I've been reading a few of the issues that people have with setting up the Airave, and I wanted to give some advice.
I found no issues in setting up and using my Airave. I have it upstairs in my office, and it gives me coverage throughout my home, and about 1000 meters or so outside from my house. I live in a very mountainous area, actually not too far as the crow flies from a Sprint tower, but the intervening mountains block the signal. So Airave has been a life saver.
The only challenge I had was getting a GPS lock. Once I figured out the best location for the antenna, my Airave was working within 15 minutes or so. Here's what you need to know about GPS. You need a relatively clear view of some part of the sky. Direction doesn't matter, because there are 24 satellites up there moving in a criss-cross pattern across the sky. It's not like XM radio or a Dish Antenna, you just need to have that antenna in a location that allows it to "see" some portion of the sky.
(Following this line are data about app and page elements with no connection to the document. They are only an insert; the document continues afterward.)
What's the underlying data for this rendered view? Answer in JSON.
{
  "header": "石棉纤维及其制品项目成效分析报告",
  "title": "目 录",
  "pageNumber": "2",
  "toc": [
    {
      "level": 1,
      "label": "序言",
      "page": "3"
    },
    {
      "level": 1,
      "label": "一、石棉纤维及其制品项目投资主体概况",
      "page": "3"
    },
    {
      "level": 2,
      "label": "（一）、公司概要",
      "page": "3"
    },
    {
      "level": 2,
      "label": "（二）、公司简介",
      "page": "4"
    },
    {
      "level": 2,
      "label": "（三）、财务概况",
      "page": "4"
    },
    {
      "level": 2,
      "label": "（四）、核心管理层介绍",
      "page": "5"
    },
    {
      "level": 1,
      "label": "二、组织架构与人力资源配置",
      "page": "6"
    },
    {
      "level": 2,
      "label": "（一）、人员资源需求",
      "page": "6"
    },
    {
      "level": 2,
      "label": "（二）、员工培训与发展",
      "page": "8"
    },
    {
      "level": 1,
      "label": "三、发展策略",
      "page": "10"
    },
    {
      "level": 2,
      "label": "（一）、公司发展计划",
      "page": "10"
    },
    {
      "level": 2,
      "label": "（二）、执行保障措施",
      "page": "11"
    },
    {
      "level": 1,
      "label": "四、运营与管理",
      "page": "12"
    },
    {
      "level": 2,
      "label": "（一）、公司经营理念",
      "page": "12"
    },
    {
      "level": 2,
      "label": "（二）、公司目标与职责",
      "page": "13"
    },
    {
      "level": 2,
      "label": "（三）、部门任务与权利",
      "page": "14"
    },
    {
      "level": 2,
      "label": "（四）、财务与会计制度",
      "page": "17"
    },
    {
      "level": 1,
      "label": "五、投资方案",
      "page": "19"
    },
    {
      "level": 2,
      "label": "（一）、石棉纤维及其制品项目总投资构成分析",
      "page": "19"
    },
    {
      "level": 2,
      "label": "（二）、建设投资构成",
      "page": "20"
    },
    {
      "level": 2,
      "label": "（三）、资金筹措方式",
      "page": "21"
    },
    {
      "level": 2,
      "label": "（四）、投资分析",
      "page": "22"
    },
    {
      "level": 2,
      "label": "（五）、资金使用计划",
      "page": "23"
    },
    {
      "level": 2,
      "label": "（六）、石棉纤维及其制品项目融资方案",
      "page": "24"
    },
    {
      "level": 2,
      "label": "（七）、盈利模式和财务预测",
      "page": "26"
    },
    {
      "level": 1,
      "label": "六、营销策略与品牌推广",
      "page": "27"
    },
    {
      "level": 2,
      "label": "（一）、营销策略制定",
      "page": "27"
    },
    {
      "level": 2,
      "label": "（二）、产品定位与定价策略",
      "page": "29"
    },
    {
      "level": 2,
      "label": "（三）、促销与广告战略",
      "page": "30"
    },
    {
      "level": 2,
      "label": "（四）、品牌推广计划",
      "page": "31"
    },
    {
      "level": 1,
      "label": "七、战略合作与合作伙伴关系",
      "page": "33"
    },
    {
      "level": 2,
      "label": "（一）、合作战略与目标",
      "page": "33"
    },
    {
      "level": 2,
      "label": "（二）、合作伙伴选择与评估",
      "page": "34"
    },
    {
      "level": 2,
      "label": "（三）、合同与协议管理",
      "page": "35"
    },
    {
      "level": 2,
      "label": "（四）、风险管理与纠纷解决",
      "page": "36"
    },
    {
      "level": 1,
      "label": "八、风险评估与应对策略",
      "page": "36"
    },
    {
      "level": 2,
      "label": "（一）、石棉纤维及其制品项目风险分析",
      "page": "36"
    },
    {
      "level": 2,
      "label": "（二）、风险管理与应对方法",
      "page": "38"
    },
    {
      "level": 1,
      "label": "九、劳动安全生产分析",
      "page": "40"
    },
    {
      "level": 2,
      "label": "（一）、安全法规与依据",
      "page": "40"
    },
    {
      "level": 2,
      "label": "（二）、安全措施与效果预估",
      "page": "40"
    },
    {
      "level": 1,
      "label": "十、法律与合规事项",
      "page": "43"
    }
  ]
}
The second thing you need to know is that the power of the GPS signal is tiny. It actually is less than 1.0 femto-watts, which, if my math is right, is one quadrillionth of one watt. Your Sprint cell phone transmits around 300 milliwatts of energy, which is 300 billion times more powerful! So, you can't place your antenna behind a wall, or in window blocked by a huge oak tree, or anywhere else that doesn't have a clear view of at least some small portion of the sky. You'd be surprised if you set up your GPS antenna in the winter, and it works perfectly, but once summer comes around and that big tree has full leaves, it might cut off your signal.
My antenna is stuck at the upper portion of the window frame on the second floor. I have a view of around a 50º arc of the sky, through pine trees, and I've been fine. Just don't assume that your Airave GPS antenna is some miracle device that can read a quadrillionth of a watt signal through walls and floors.
Believe it or not, your car's GPS loses signals in bad areas all the time, but it makes a reasonable computer guess that you will continue to drive along the current route until it reacquires the signal.
I hope this helps.
The GPS feature on the Airave is primarily for 911 call location verification, however it would not be needed for Airave locations because Airave's are located at fixed locations. If the design of the Airave was changed to access a GPS location screen on the Airave router menu, if should allow for an override GPS location, or should allow for the entry of a physical address location, since the Airave generally is not moved once installed. For those who are having issues with the GPS feature on the Airave, as LeftCoastMan indicates, is the best solution, but it would be a good upgrade feature in the future for Sprint to have installed, to be able to override this feature because it is a requirement for getting a connection, but not necessary if an address can be keyed in which would also send a not verified signal to indicate that this location has not been validated by GPS, but would be adequate for 911 locations.